YOUR ASSIGNMENT ->
Report, in full, each line of the material below in which the string "JSON" occurs.
*** INPUT DATA ***
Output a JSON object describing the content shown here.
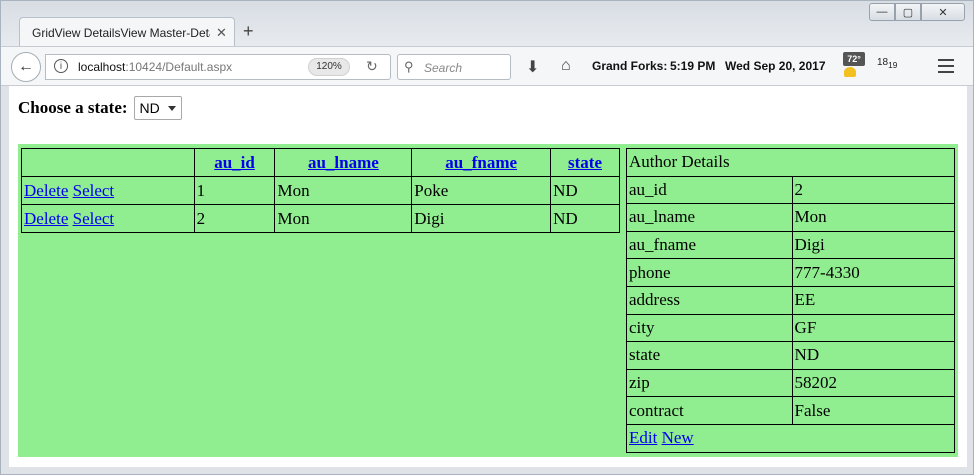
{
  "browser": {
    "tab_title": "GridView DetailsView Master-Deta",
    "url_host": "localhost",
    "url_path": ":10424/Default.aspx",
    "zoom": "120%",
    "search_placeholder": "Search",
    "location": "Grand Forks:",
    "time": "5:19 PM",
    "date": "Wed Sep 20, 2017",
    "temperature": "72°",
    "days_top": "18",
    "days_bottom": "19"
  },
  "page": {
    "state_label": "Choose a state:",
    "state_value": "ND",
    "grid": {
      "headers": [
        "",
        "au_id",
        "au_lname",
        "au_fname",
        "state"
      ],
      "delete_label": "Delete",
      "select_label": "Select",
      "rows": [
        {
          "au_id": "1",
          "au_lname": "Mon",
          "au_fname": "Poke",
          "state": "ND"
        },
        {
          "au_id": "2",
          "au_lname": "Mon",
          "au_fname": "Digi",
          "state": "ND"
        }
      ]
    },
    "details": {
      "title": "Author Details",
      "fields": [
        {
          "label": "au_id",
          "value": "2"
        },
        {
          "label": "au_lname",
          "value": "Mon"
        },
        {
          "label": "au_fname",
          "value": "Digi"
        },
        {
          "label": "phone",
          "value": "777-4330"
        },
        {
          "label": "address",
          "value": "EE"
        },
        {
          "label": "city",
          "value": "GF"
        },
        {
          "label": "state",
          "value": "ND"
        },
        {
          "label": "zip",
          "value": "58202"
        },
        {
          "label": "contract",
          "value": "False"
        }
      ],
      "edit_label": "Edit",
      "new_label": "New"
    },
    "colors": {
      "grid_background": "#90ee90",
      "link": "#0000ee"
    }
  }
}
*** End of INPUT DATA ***
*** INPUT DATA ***
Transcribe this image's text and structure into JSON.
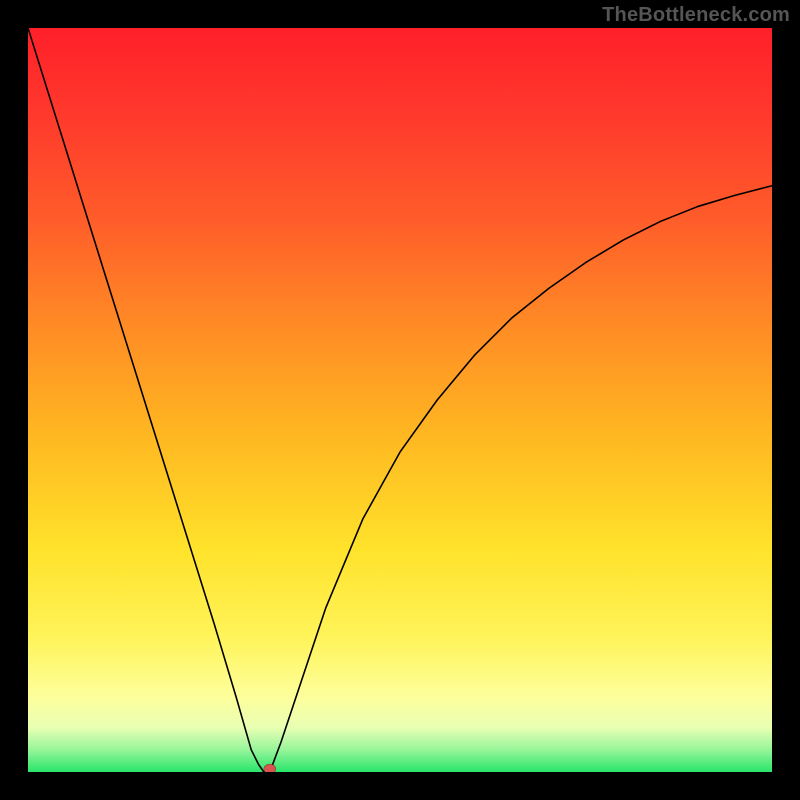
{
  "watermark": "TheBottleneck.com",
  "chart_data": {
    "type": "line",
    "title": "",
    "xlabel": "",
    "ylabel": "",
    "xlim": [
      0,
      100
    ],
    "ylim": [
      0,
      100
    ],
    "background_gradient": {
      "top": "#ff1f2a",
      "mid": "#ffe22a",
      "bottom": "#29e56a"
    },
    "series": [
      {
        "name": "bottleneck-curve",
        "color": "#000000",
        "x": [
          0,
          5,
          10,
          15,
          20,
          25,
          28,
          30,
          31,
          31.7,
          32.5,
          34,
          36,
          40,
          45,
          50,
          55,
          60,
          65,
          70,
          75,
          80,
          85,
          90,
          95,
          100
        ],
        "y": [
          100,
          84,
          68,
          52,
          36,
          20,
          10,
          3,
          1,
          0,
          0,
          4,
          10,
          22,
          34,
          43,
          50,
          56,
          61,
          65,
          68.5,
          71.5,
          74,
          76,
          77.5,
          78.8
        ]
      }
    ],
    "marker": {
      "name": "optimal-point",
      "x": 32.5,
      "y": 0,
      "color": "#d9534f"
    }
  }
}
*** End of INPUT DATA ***
EXPECTED OUTPUT ->
Output a JSON object describing the content shown here.
Transcribe this image's text and structure into JSON.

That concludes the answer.